**Excerpts from an interface dataset**.
□ □ □ □ □
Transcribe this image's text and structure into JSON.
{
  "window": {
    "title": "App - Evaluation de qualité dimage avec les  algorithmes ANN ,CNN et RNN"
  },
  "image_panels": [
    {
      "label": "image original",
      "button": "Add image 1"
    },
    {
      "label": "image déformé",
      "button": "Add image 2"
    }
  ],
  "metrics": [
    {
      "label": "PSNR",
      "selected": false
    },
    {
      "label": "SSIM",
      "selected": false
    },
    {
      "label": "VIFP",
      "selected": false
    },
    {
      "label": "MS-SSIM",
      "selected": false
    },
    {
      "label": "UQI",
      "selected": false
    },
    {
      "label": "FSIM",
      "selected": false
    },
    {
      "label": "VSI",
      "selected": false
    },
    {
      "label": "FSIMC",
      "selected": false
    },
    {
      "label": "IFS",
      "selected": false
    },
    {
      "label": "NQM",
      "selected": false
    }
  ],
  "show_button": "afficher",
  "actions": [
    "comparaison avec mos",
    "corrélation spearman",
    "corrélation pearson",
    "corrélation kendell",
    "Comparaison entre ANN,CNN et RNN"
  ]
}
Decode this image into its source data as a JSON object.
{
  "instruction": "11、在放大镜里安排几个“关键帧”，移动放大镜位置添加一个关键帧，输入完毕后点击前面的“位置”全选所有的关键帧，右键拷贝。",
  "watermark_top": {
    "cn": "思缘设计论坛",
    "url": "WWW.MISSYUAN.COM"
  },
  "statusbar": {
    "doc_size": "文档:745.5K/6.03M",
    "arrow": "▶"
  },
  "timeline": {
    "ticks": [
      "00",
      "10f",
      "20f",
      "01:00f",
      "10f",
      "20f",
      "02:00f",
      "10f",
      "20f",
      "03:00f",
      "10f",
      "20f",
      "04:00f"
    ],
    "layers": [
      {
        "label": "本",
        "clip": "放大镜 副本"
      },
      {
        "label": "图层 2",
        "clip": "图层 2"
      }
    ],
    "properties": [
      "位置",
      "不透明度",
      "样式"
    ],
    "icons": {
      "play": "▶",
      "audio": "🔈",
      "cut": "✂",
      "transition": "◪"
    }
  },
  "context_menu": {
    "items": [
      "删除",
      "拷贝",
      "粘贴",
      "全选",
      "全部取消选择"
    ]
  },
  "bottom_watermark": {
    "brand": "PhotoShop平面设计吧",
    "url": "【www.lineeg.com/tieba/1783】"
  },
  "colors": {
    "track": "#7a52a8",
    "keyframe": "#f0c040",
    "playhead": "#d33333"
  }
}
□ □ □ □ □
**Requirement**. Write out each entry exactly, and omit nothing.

**Written solution**.
Transcribe this image's text and structure into JSON.
{
  "window": {
    "title": "App - Evaluation de qualité dimage avec les  algorithmes ANN ,CNN et RNN"
  },
  "image_panels": [
    {
      "label": "image original",
      "button": "Add image 1"
    },
    {
      "label": "image déformé",
      "button": "Add image 2"
    }
  ],
  "metrics": [
    {
      "label": "PSNR",
      "selected": false
    },
    {
      "label": "SSIM",
      "selected": false
    },
    {
      "label": "VIFP",
      "selected": false
    },
    {
      "label": "MS-SSIM",
      "selected": false
    },
    {
      "label": "UQI",
      "selected": false
    },
    {
      "label": "FSIM",
      "selected": false
    },
    {
      "label": "VSI",
      "selected": false
    },
    {
      "label": "FSIMC",
      "selected": false
    },
    {
      "label": "IFS",
      "selected": false
    },
    {
      "label": "NQM",
      "selected": false
    }
  ],
  "show_button": "afficher",
  "actions": [
    "comparaison avec mos",
    "corrélation spearman",
    "corrélation pearson",
    "corrélation kendell",
    "Comparaison entre ANN,CNN et RNN"
  ]
}
Decode this image into its source data as a JSON object.
{
  "instruction": "11、在放大镜里安排几个“关键帧”，移动放大镜位置添加一个关键帧，输入完毕后点击前面的“位置”全选所有的关键帧，右键拷贝。",
  "watermark_top": {
    "cn": "思缘设计论坛",
    "url": "WWW.MISSYUAN.COM"
  },
  "statusbar": {
    "doc_size": "文档:745.5K/6.03M",
    "arrow": "▶"
  },
  "timeline": {
    "ticks": [
      "00",
      "10f",
      "20f",
      "01:00f",
      "10f",
      "20f",
      "02:00f",
      "10f",
      "20f",
      "03:00f",
      "10f",
      "20f",
      "04:00f"
    ],
    "layers": [
      {
        "label": "本",
        "clip": "放大镜 副本"
      },
      {
        "label": "图层 2",
        "clip": "图层 2"
      }
    ],
    "properties": [
      "位置",
      "不透明度",
      "样式"
    ],
    "icons": {
      "play": "▶",
      "audio": "🔈",
      "cut": "✂",
      "transition": "◪"
    }
  },
  "context_menu": {
    "items": [
      "删除",
      "拷贝",
      "粘贴",
      "全选",
      "全部取消选择"
    ]
  },
  "bottom_watermark": {
    "brand": "PhotoShop平面设计吧",
    "url": "【www.lineeg.com/tieba/1783】"
  },
  "colors": {
    "track": "#7a52a8",
    "keyframe": "#f0c040",
    "playhead": "#d33333"
  }
}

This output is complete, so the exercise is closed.